## Math in Engineering## Mathematics and Architecture |

## How are the principles of ratio, proportion, and symmetry applied to architecture? |

The definition of a *ratio* is a comparison by division of two quantities expressed as the same unit measurement. For example, a building that is 200 feet wide and 100 feet tall has a ratio of 2:1 (200:100) between its width and height; it is also seen as the fraction ½. Such a relationship was understood as far back as ancient Greece and Rome, when people used mathematics to give structure and aesthetics to buildings. This is especially important in architecture, in which building design is based on complex mathematical ratios.

*Proportion* is an equation stating that two ratios are equal. Every proportion has four terms, with the first and fourth terms being the extremes; the second and third terms are called the means. In each proportion, the product of the means equals the product of the extremes.
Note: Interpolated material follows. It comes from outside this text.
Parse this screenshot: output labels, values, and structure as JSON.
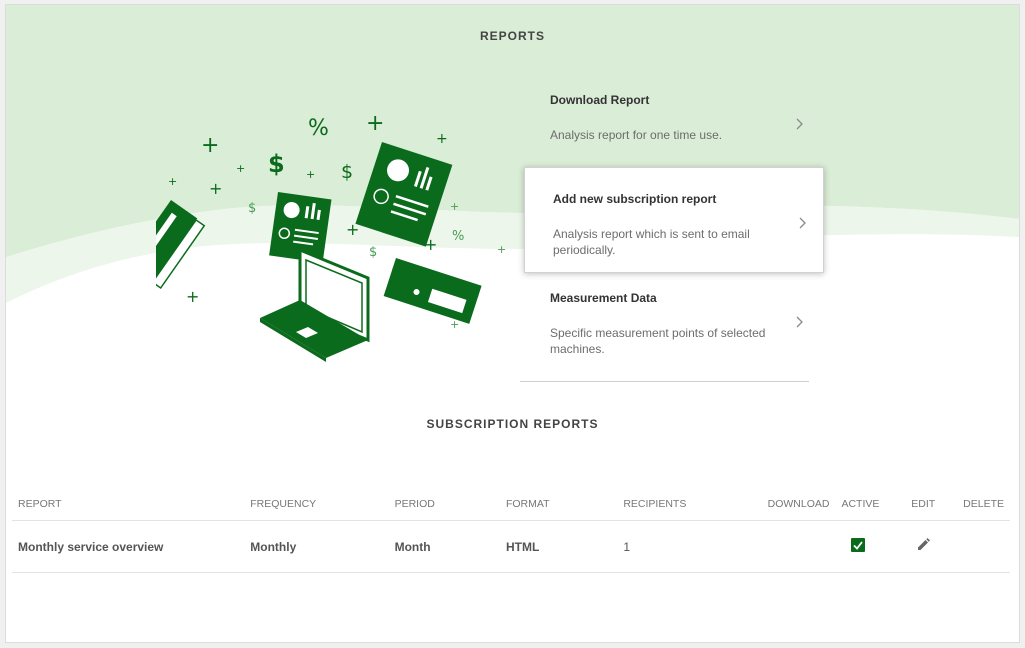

The Greeks and Romans often used proportions in their buildings and other structural designs. (The Roman architect Vitruvius was also instrumental in praising the virtues of proportion and symmetry in architecture; for more about Vitruvius, see above.) During the Renaissance, architects applied proportion (and other mathematical formulas) to produce aesthetically pleasing buildings— beauty that still holds true today.

Although there are other types of *symmetry,* the most common is line symmetry, in which a line divides an object, line, or other structure into two equal halves (an example in nature would be the wings of a butterfly). If a line of symmetry is drawn, each point on one side of the line has a corresponding point on the opposite side of the line. If you connect these two points, the line is perpendicular to the line of symmetry. There is a more mathematical way of defining symmetry: Two points are symmetric about a line if the line is the perpendicular bisector of the segment joining the two points. Symmetry was used by ancient (and modern) architects to maintain visual and sometimes structural balance of a building or structure.